This program of study is also dedicated to the effective preservation, management and use of our natural resources. The steadily growing amounts of leisure time at the disposal of increasing numbers of American people place demands upon both the natural resource base and the social framework of our nation. An expanding population, increased disposable per capita income, vastly improved modes of transportation, trends toward urbanization and suburbanization, higher education levels, mechanization, and the growing propensity of people to live richer, more complete lives has created the demand for parks and recreation management professionals.
The California University Of Pennsylvania's Park & Recreation Management Program is accredited by the Council on Accreditation of Parks, Recreation, Tourism and Related Professions (COAPRT). The Council on Accreditation of Parks, Recreation, Tourism and Related Professions (COAPRT) accredits baccalaureate programs in parks, recreation, tourism, sport management, event management, therapeutic recreation, and leisure studies offered at regionally accredited institutions within the United States and its territories, and at nationally accredited institutions in Canada, and Mexico. More about Cal U's COAPRT accreditation....
A Cal U student guides white water rafters down the OhioPyle. Cal U student Thomas Hamilton guides a group through rapids during his internship at Ohiopyle State Park.
Important Information Regarding Degree Mills and the Value of Accreditation

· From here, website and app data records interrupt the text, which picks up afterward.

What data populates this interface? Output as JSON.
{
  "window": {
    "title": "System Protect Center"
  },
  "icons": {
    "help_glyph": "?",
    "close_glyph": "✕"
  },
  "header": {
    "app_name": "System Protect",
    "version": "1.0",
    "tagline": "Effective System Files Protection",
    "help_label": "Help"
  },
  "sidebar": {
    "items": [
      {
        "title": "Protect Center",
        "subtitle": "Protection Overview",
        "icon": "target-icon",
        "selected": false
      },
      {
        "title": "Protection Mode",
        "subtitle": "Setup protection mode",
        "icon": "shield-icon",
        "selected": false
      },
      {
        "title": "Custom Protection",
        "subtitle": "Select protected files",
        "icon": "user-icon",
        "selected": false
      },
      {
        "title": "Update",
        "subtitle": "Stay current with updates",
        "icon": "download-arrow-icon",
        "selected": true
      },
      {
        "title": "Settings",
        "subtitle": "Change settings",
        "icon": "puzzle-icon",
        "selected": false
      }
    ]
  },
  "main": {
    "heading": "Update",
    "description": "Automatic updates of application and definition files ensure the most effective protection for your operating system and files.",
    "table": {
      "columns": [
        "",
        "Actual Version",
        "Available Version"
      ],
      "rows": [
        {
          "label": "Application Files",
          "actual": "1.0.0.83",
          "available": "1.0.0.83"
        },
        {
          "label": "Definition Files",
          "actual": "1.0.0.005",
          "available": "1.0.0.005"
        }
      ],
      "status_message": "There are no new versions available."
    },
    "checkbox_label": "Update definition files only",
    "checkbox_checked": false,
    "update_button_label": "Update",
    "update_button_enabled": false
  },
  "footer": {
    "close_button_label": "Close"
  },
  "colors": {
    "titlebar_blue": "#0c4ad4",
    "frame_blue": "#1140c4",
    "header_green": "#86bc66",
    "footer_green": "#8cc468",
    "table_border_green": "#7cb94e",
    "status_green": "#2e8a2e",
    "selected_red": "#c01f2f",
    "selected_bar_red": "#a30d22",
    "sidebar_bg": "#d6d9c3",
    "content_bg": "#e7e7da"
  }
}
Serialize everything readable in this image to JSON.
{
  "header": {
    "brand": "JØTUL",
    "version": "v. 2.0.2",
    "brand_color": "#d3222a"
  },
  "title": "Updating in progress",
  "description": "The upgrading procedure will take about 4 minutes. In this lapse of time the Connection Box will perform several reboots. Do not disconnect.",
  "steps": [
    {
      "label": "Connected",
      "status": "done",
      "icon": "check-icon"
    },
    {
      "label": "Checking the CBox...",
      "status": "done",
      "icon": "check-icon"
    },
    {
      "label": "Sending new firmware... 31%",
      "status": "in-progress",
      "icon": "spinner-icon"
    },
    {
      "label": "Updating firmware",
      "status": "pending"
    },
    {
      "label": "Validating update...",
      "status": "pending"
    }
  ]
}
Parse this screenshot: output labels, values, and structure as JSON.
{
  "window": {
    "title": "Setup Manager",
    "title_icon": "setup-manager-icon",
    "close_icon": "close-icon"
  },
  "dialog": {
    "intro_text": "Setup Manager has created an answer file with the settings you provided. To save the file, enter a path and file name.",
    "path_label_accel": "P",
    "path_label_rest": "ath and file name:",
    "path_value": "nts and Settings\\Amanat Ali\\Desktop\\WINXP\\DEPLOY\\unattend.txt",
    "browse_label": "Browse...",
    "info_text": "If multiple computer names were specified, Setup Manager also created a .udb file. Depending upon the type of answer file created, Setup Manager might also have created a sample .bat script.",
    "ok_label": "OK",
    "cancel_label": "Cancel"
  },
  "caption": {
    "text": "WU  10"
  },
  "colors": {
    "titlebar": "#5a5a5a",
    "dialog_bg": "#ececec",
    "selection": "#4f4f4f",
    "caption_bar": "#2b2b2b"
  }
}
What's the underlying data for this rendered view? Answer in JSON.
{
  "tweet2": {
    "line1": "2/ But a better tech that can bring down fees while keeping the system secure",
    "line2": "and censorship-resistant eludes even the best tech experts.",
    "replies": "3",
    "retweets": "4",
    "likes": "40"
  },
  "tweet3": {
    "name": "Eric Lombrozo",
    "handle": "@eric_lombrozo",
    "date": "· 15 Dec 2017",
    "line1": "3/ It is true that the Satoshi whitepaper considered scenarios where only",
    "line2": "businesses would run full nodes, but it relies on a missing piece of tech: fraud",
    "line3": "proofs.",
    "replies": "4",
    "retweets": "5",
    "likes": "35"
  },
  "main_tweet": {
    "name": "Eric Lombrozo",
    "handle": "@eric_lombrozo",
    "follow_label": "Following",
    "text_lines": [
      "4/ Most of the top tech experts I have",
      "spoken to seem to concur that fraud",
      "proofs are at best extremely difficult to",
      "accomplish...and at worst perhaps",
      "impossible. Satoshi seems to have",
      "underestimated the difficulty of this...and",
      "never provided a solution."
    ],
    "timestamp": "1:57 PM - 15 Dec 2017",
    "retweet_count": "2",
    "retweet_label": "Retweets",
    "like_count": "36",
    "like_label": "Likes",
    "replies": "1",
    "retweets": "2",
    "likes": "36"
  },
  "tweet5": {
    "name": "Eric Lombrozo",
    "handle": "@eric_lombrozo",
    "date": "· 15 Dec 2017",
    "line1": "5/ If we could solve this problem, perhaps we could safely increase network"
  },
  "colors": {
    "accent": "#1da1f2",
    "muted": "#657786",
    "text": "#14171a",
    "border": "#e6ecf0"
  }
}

Please watch this important video regarding degree and accreditation mills. According to CHEA, "Degree mills and accreditation mills mislead and harm. In the United States, degrees and certificates from mills may not be acknowledged by other institutions when students seek to transfer or go to graduate school. Employers may not acknowledge degrees and certificates from degree mills when providing tuition assistance for continuing education. “Accreditation” from an accreditation mill can mislead students and the public about the quality of an institution. In the presence of degree mills and accreditation mills, students may spend a good deal of money and receive neither an education nor a useable credential." Read more on CHEA's website. CHEA defines accreditation as "the primary means of assuring and improving the quality of higher education institutions and programs in the United States. Active for the past 100 years, this private, voluntary system of self-examination and peer review has been central to the creation of a U.S. higher education enterprise that is outstanding in many respects." Read more about the Value of Accreditation.